Do Motorcycle Exhausts Require Jet Kits or Fuel Controllers?
Full exhaust systems will almost always require an air-fuel adjustment. Conversely, slip-on exhausts usually do not need one.
With that said, I recommend that everyone tune their air-fuel mixture after an exhaust modification. Even if it isn't mandatory, a jet kit or fuel controller will always be beneficial.
That’s because an aftermarket exhaust helps your engine to “breathe” better. This flows more air through the cylinders, which increases the power of combustion. Of course, we should increase the fuel input as well. Otherwise, all that extra air will only make your motorcycle run lean.
Step 1: Increase Air Inflow
To get the most out of an exhaust system, you may need to increase the air inflow to match the new outflow. Some people will “drill out” the air box. This is exactly what it sounds like – you grab a power drill and make a bunch of holes. It’s a bit crude, but it does work. Turning your air box into Swiss cheese will indeed increase the rate of inflow.

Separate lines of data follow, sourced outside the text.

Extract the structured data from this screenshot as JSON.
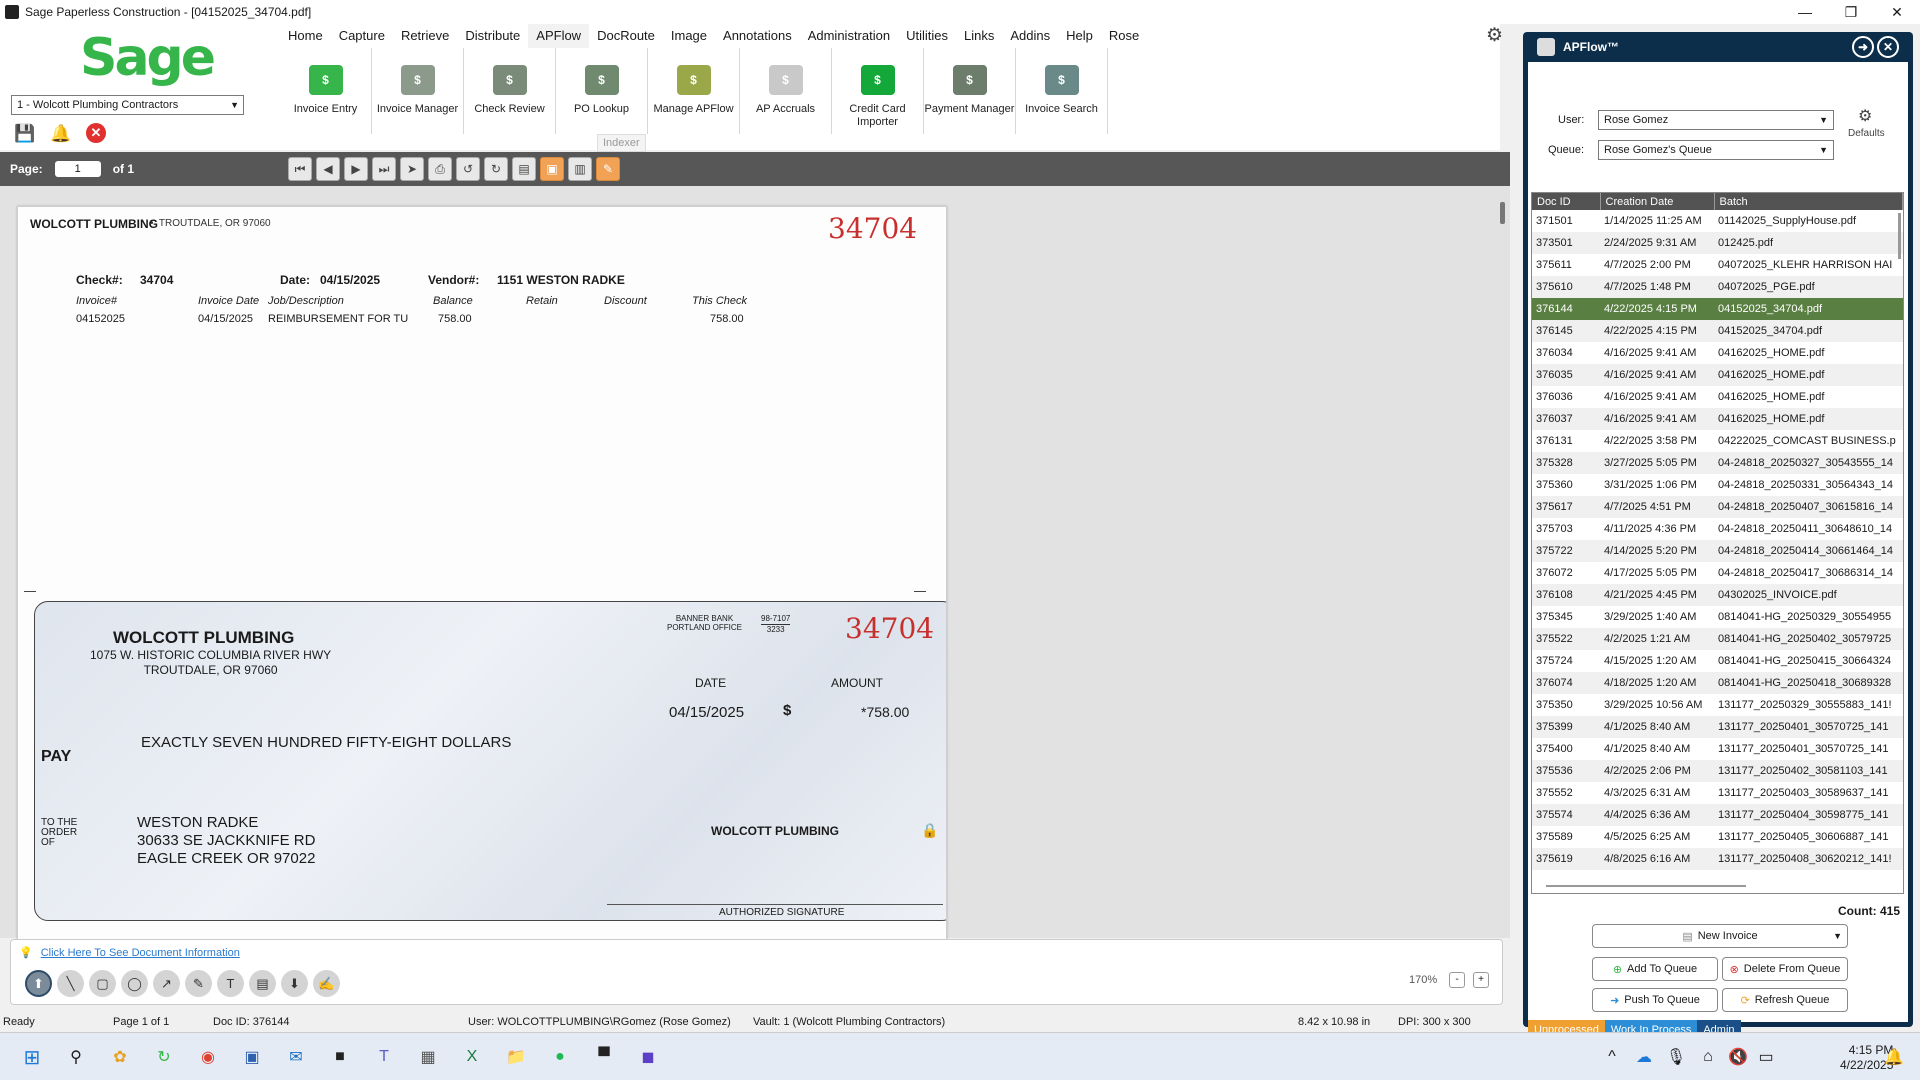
{
  "window": {
    "title": "Sage Paperless Construction - [04152025_34704.pdf]",
    "min": "—",
    "max": "❐",
    "close": "✕"
  },
  "brand": "Sage",
  "vault_select": "1 - Wolcott Plumbing Contractors",
  "menu": [
    "Home",
    "Capture",
    "Retrieve",
    "Distribute",
    "APFlow",
    "DocRoute",
    "Image",
    "Annotations",
    "Administration",
    "Utilities",
    "Links",
    "Addins",
    "Help",
    "Rose"
  ],
  "ribbon": [
    {
      "label": "Invoice Entry",
      "color": "#36b54a",
      "icon": "invoice-entry-icon"
    },
    {
      "label": "Invoice Manager",
      "color": "#8c9a8c",
      "icon": "invoice-manager-icon"
    },
    {
      "label": "Check Review",
      "color": "#7a8b7a",
      "icon": "check-review-icon"
    },
    {
      "label": "PO Lookup",
      "color": "#6f8a6f",
      "icon": "po-lookup-icon"
    },
    {
      "label": "Manage APFlow",
      "color": "#9aa84a",
      "icon": "manage-apflow-icon"
    },
    {
      "label": "AP Accruals",
      "color": "#c9c9c9",
      "icon": "ap-accruals-icon"
    },
    {
      "label": "Credit Card Importer",
      "color": "#14a83b",
      "icon": "credit-card-importer-icon"
    },
    {
      "label": "Payment Manager",
      "color": "#6c7d6c",
      "icon": "payment-manager-icon"
    },
    {
      "label": "Invoice Search",
      "color": "#6a8a8a",
      "icon": "invoice-search-icon"
    }
  ],
  "indexer_tooltip": "Indexer",
  "pager": {
    "label": "Page:",
    "current": "1",
    "of": "of 1"
  },
  "stub": {
    "company": "WOLCOTT PLUMBING",
    "location": "TROUTDALE, OR 97060",
    "check_number": "34704",
    "check_label": "Check#:",
    "check_value": "34704",
    "date_label": "Date:",
    "date_value": "04/15/2025",
    "vendor_label": "Vendor#:",
    "vendor_value": "1151 WESTON RADKE",
    "cols": [
      "Invoice#",
      "Invoice Date",
      "Job/Description",
      "Balance",
      "Retain",
      "Discount",
      "This Check"
    ],
    "row": [
      "04152025",
      "04/15/2025",
      "REIMBURSEMENT FOR TU",
      "758.00",
      "",
      "",
      "758.00"
    ]
  },
  "check": {
    "company": "WOLCOTT PLUMBING",
    "addr1": "1075 W. HISTORIC COLUMBIA RIVER HWY",
    "addr2": "TROUTDALE, OR 97060",
    "bank1": "BANNER BANK",
    "bank2": "PORTLAND OFFICE",
    "route1": "98-7107",
    "route2": "3233",
    "number": "34704",
    "date_label": "DATE",
    "amount_label": "AMOUNT",
    "date": "04/15/2025",
    "dollar": "$",
    "amount": "*758.00",
    "words": "EXACTLY SEVEN HUNDRED FIFTY-EIGHT  DOLLARS",
    "pay": "PAY",
    "to_order": "TO THE\nORDER\nOF",
    "payee1": "WESTON RADKE",
    "payee2": "30633 SE JACKKNIFE RD",
    "payee3": "EAGLE CREEK OR 97022",
    "signer": "WOLCOTT PLUMBING",
    "sig_label": "AUTHORIZED SIGNATURE"
  },
  "annotations": {
    "info_link": "Click Here To See Document Information",
    "zoom": "170%"
  },
  "status": {
    "ready": "Ready",
    "page": "Page 1 of 1",
    "docid": "Doc ID: 376144",
    "user": "User: WOLCOTTPLUMBING\\RGomez (Rose Gomez)",
    "vault": "Vault: 1 (Wolcott Plumbing Contractors)",
    "size": "8.42 x 10.98 in",
    "dpi": "DPI: 300 x 300"
  },
  "panel": {
    "title": "APFlow™",
    "user_label": "User:",
    "user_value": "Rose Gomez",
    "queue_label": "Queue:",
    "queue_value": "Rose Gomez's Queue",
    "defaults": "Defaults",
    "cols": [
      "Doc ID",
      "Creation Date",
      "Batch"
    ],
    "rows": [
      [
        "371501",
        "1/14/2025 11:25 AM",
        "01142025_SupplyHouse.pdf"
      ],
      [
        "373501",
        "2/24/2025 9:31 AM",
        "012425.pdf"
      ],
      [
        "375611",
        "4/7/2025 2:00 PM",
        "04072025_KLEHR HARRISON HAI"
      ],
      [
        "375610",
        "4/7/2025 1:48 PM",
        "04072025_PGE.pdf"
      ],
      [
        "376144",
        "4/22/2025 4:15 PM",
        "04152025_34704.pdf"
      ],
      [
        "376145",
        "4/22/2025 4:15 PM",
        "04152025_34704.pdf"
      ],
      [
        "376034",
        "4/16/2025 9:41 AM",
        "04162025_HOME.pdf"
      ],
      [
        "376035",
        "4/16/2025 9:41 AM",
        "04162025_HOME.pdf"
      ],
      [
        "376036",
        "4/16/2025 9:41 AM",
        "04162025_HOME.pdf"
      ],
      [
        "376037",
        "4/16/2025 9:41 AM",
        "04162025_HOME.pdf"
      ],
      [
        "376131",
        "4/22/2025 3:58 PM",
        "04222025_COMCAST BUSINESS.p"
      ],
      [
        "375328",
        "3/27/2025 5:05 PM",
        "04-24818_20250327_30543555_14"
      ],
      [
        "375360",
        "3/31/2025 1:06 PM",
        "04-24818_20250331_30564343_14"
      ],
      [
        "375617",
        "4/7/2025 4:51 PM",
        "04-24818_20250407_30615816_14"
      ],
      [
        "375703",
        "4/11/2025 4:36 PM",
        "04-24818_20250411_30648610_14"
      ],
      [
        "375722",
        "4/14/2025 5:20 PM",
        "04-24818_20250414_30661464_14"
      ],
      [
        "376072",
        "4/17/2025 5:05 PM",
        "04-24818_20250417_30686314_14"
      ],
      [
        "376108",
        "4/21/2025 4:45 PM",
        "04302025_INVOICE.pdf"
      ],
      [
        "375345",
        "3/29/2025 1:40 AM",
        "0814041-HG_20250329_30554955"
      ],
      [
        "375522",
        "4/2/2025 1:21 AM",
        "0814041-HG_20250402_30579725"
      ],
      [
        "375724",
        "4/15/2025 1:20 AM",
        "0814041-HG_20250415_30664324"
      ],
      [
        "376074",
        "4/18/2025 1:20 AM",
        "0814041-HG_20250418_30689328"
      ],
      [
        "375350",
        "3/29/2025 10:56 AM",
        "131177_20250329_30555883_141!"
      ],
      [
        "375399",
        "4/1/2025 8:40 AM",
        "131177_20250401_30570725_141"
      ],
      [
        "375400",
        "4/1/2025 8:40 AM",
        "131177_20250401_30570725_141"
      ],
      [
        "375536",
        "4/2/2025 2:06 PM",
        "131177_20250402_30581103_141"
      ],
      [
        "375552",
        "4/3/2025 6:31 AM",
        "131177_20250403_30589637_141"
      ],
      [
        "375574",
        "4/4/2025 6:36 AM",
        "131177_20250404_30598775_141"
      ],
      [
        "375589",
        "4/5/2025 6:25 AM",
        "131177_20250405_30606887_141"
      ],
      [
        "375619",
        "4/8/2025 6:16 AM",
        "131177_20250408_30620212_141!"
      ]
    ],
    "count": "Count: 415",
    "new_invoice": "New Invoice",
    "add_queue": "Add To Queue",
    "delete_queue": "Delete From Queue",
    "push_queue": "Push To Queue",
    "refresh_queue": "Refresh Queue",
    "tabs": [
      {
        "label": "Unprocessed",
        "color": "#f0a030"
      },
      {
        "label": "Work In Process",
        "color": "#2b8ed6"
      },
      {
        "label": "Admin",
        "color": "#1a4f87"
      }
    ]
  },
  "taskbar": {
    "time": "4:15 PM",
    "date": "4/22/2025"
  }
}
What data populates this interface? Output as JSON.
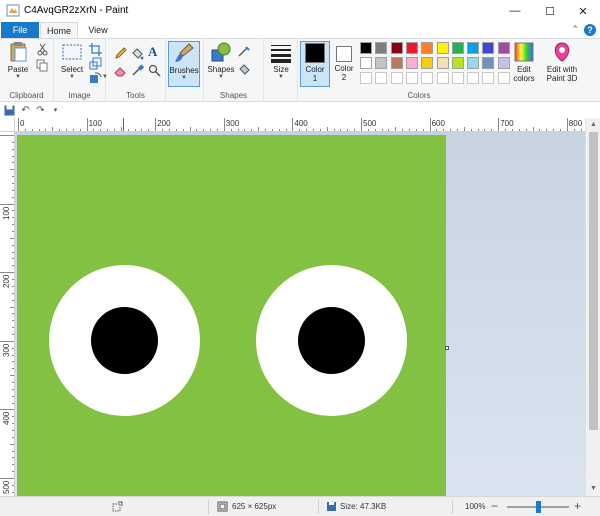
{
  "window": {
    "title": "C4AvqGR2zXrN - Paint",
    "minimize_label": "—",
    "maximize_label": "☐",
    "close_label": "✕"
  },
  "tabs": [
    {
      "label": "File"
    },
    {
      "label": "Home"
    },
    {
      "label": "View"
    }
  ],
  "help_label": "?",
  "collapse_label": "⌃",
  "ribbon": {
    "clipboard": {
      "group_label": "Clipboard",
      "paste_label": "Paste"
    },
    "image": {
      "group_label": "Image",
      "select_label": "Select"
    },
    "tools": {
      "group_label": "Tools",
      "text_tool_label": "A"
    },
    "brushes": {
      "label": "Brushes"
    },
    "shapes": {
      "group_label": "Shapes",
      "label": "Shapes"
    },
    "size": {
      "label": "Size"
    },
    "colors": {
      "group_label": "Colors",
      "color1_label": "Color 1",
      "color2_label": "Color 2",
      "color1_value": "#000000",
      "color2_value": "#ffffff",
      "edit_colors_label": "Edit colors",
      "edit_paint3d_label": "Edit with Paint 3D",
      "palette_row1": [
        "#000000",
        "#7f7f7f",
        "#880015",
        "#ed1c24",
        "#ff7f27",
        "#fff200",
        "#22b14c",
        "#00a2e8",
        "#3f48cc",
        "#a349a4"
      ],
      "palette_row2": [
        "#ffffff",
        "#c3c3c3",
        "#b97a57",
        "#ffaec9",
        "#ffc90e",
        "#efe4b0",
        "#b5e61d",
        "#99d9ea",
        "#7092be",
        "#c8bfe7"
      ]
    }
  },
  "ruler": {
    "h_labels": [
      "0",
      "100",
      "200",
      "300",
      "400",
      "500",
      "600",
      "700",
      "800"
    ],
    "v_labels": [
      "100",
      "200",
      "300",
      "400",
      "500"
    ]
  },
  "canvas": {
    "background_color": "#83c143",
    "eye_color": "#ffffff",
    "pupil_color": "#000000"
  },
  "status": {
    "dimensions": "625 × 625px",
    "size": "Size: 47.3KB",
    "zoom": "100%",
    "zoom_minus": "−",
    "zoom_plus": "+",
    "zoom_fraction": 0.5
  }
}
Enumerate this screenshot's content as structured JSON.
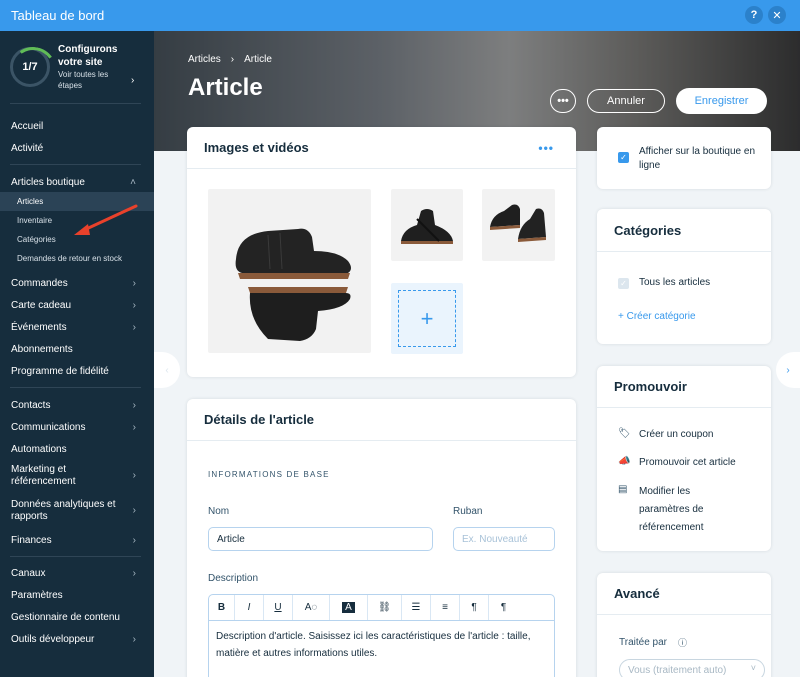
{
  "window": {
    "title": "Tableau de bord",
    "help_label": "?",
    "close_label": "✕"
  },
  "sidebar": {
    "onboarding": {
      "progress": "1/7",
      "progress_fraction": 0.14,
      "title": "Configurons votre site",
      "subtitle": "Voir toutes les étapes"
    },
    "items": [
      {
        "label": "Accueil"
      },
      {
        "label": "Activité"
      },
      {
        "label": "Articles boutique"
      },
      {
        "label": "Commandes"
      },
      {
        "label": "Carte cadeau"
      },
      {
        "label": "Événements"
      },
      {
        "label": "Abonnements"
      },
      {
        "label": "Programme de fidélité"
      },
      {
        "label": "Contacts"
      },
      {
        "label": "Communications"
      },
      {
        "label": "Automations"
      },
      {
        "label": "Marketing et référencement"
      },
      {
        "label": "Données analytiques et rapports"
      },
      {
        "label": "Finances"
      },
      {
        "label": "Canaux"
      },
      {
        "label": "Paramètres"
      },
      {
        "label": "Gestionnaire de contenu"
      },
      {
        "label": "Outils développeur"
      }
    ],
    "sub_items": [
      {
        "label": "Articles"
      },
      {
        "label": "Inventaire"
      },
      {
        "label": "Catégories"
      },
      {
        "label": "Demandes de retour en stock"
      }
    ]
  },
  "header": {
    "breadcrumb": [
      "Articles",
      "Article"
    ],
    "title": "Article",
    "more_label": "•••",
    "cancel_label": "Annuler",
    "save_label": "Enregistrer"
  },
  "media": {
    "title": "Images et vidéos",
    "dots": "•••",
    "add_label": "+"
  },
  "details": {
    "title": "Détails de l'article",
    "section": "INFORMATIONS DE BASE",
    "name_label": "Nom",
    "name_value": "Article",
    "ribbon_label": "Ruban",
    "ribbon_placeholder": "Ex. Nouveauté",
    "description_label": "Description",
    "description_text": "Description d'article. Saisissez ici les caractéristiques de l'article : taille, matière et autres informations utiles."
  },
  "visibility": {
    "label": "Afficher sur la boutique en ligne",
    "checked": true
  },
  "categories": {
    "title": "Catégories",
    "all_label": "Tous les articles",
    "create_label": "+ Créer catégorie"
  },
  "promote": {
    "title": "Promouvoir",
    "items": [
      {
        "label": "Créer un coupon",
        "icon": "coupon-icon"
      },
      {
        "label": "Promouvoir cet article",
        "icon": "megaphone-icon"
      },
      {
        "label": "Modifier les paramètres de référencement",
        "icon": "seo-icon"
      }
    ]
  },
  "advanced": {
    "title": "Avancé",
    "handled_by_label": "Traitée par",
    "handled_by_value": "Vous (traitement auto)"
  },
  "colors": {
    "accent": "#3899ec",
    "sidebar": "#162d3d",
    "progress": "#60bc57"
  }
}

Of course, dirt and water will find it pretty easy to get in there too. If the air box on your motorcycle is quite exposed, I’d opt for a high-flow air filter instead. That’s probably the safer way to ramp up engine inhalation.
Step 2: Increase Fuel Input
Now that our motorcycle is sucking air like a Bissell, we need to increase our fuel intake to match. On carbureted bikes, this is accomplished with a jet kit. Jets come in various stages, and deciding which one you need takes a bit of guesswork. Normally, a stock bike with an aftermarket exhaust will take a Stage 1 jet (~5% power increase). A stock bike with an aftermarket exhaust and a high-flow air intake will take a Stage 2 jet (~8% power increase). A mildly tuned bike with an aftermarket exhaust and a very high-flow air intake (as with individual air filters on each carburetor) will take a Stage 3 jet (~10-15% power increase).
Of course, those are over-simplistic rules. For example, elevation above sea level can skew the jetting guidelines pretty quick. To get around this problem, you could buy a jet kit that comes with all three stages. Then, install your best guess and see how the bike runs. If it’s overly rich or lean, adjust accordingly.
The other option is to have a professional install the jet kit. Clever mechanics – with fancy machines – tend to get it right on the first try.
For fuel-injected bikes, adjusting the air-fuel mixture is much more computerized. You grab a fuel controller, attach it to your bike’s ECU, and tell it which fuel map you want to run.
When buying a fuel controller, it’s often worth spending a little extra money. That’s because premium controllers come with built-in features like adjustable traction control and integrated quick shifters.
On some fuel controllers, the manufacturer will pre-program fuel maps for various makes and models. These normally work for a large number of bikes, and are therefore imprecise.
For other controllers, custom fuel maps can be downloaded from the internet. But as we all know, any halfwit can throw his engine-destroying map online. So you should be very careful about where you download engine maps from. Personally, I would stick to those on the OEM websites of your fuel controller or exhaust system.
Not only are there heinously awful maps online. There are also excellent maps that would be heinously awful for your bike. Since every motorcycle is different, one bike’s optimal fuel map might be total crap for another. The trick is to find a map that was made for a very similar bike to yours. As in, same make, model, year and – as near as possible – the same aftermarket exhaust and air filter.
Obviously, finding an exact match can be tricky. There are two ways you can save yourself the headache. First – you could find the map before you buy the fuel controller and exhaust system. Go to various manufacturer websites and scroll through the available maps for your bike. If one of them details an exhaust setup that appeals to you, then you can go ahead and buy that particular exhaust system and fuel controller. Congratulations - you made the purchase with a relevant fuel map already in hand!
The second option is more foolproof and more expensive. Here, you buy whichever exhaust system, fuel controller and air filter that you please. Then you arrange for your motorcycle to do a dyno run. The technician will create a custom map for your particular setup, which will be very finely tuned.
Technicians charge by the hour, and it’s common to pay around $500 for a good tune. If you’re looking to save some coin on this method, ask the tuner which fuel controller he or she prefers before you buy one. Many dyno technicians can work faster with particular types of fuel controllers, which will save you money.